(Data records for software interfaces)
______________________________
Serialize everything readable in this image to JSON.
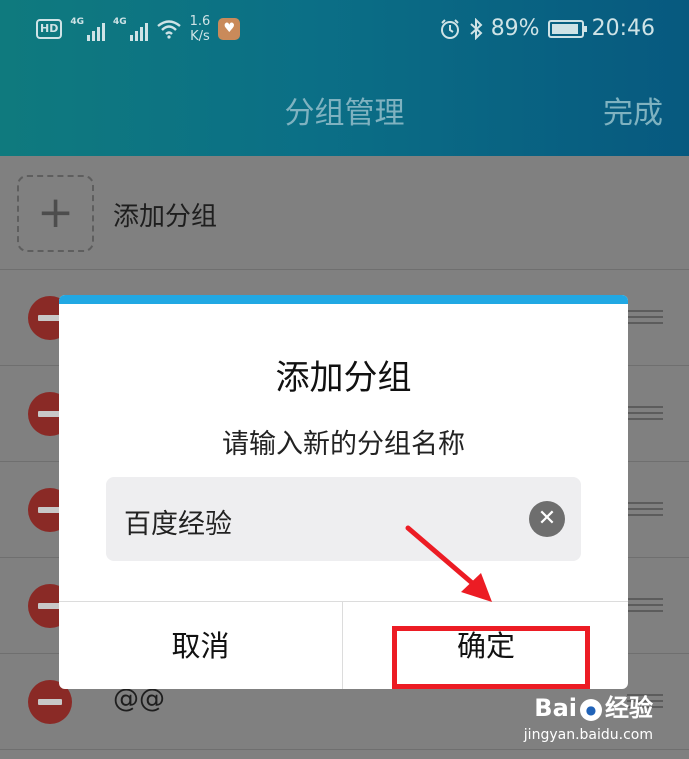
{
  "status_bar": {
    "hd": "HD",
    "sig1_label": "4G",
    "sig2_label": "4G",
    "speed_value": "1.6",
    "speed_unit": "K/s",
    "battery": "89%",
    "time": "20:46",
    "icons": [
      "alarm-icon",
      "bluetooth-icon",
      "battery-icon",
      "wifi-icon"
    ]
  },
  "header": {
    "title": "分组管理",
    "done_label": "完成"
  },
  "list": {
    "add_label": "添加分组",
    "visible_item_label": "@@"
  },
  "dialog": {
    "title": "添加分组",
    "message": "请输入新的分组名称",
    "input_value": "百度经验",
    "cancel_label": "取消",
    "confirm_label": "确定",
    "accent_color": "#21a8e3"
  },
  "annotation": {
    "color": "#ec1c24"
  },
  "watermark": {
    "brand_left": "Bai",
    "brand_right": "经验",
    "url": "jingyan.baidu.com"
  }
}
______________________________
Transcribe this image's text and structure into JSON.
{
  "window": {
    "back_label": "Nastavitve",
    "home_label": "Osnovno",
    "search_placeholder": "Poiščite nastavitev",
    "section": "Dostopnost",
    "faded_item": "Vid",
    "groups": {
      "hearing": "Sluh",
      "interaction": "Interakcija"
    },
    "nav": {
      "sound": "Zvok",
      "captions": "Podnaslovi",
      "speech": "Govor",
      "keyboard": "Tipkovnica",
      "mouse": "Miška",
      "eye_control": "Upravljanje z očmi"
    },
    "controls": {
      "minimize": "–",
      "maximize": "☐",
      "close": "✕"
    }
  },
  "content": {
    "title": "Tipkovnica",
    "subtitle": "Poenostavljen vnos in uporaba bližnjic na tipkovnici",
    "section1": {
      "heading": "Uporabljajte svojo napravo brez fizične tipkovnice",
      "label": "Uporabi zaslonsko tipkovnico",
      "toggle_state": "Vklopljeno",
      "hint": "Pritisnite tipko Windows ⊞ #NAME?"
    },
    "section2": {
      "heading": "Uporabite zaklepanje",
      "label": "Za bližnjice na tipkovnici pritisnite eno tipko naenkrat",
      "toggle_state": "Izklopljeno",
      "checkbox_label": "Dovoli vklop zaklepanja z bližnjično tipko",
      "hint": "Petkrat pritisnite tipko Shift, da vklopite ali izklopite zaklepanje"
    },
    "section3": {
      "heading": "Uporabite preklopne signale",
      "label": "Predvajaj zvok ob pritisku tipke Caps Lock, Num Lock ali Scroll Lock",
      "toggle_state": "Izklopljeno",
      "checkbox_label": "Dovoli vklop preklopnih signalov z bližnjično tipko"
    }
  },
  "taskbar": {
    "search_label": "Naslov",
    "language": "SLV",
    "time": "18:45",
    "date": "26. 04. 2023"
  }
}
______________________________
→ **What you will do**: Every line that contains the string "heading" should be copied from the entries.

→ **Reply to the exercise**:
      "heading": "Uporabljajte svojo napravo brez fizične tipkovnice",
      "heading": "Uporabite zaklepanje",
      "heading": "Uporabite preklopne signale",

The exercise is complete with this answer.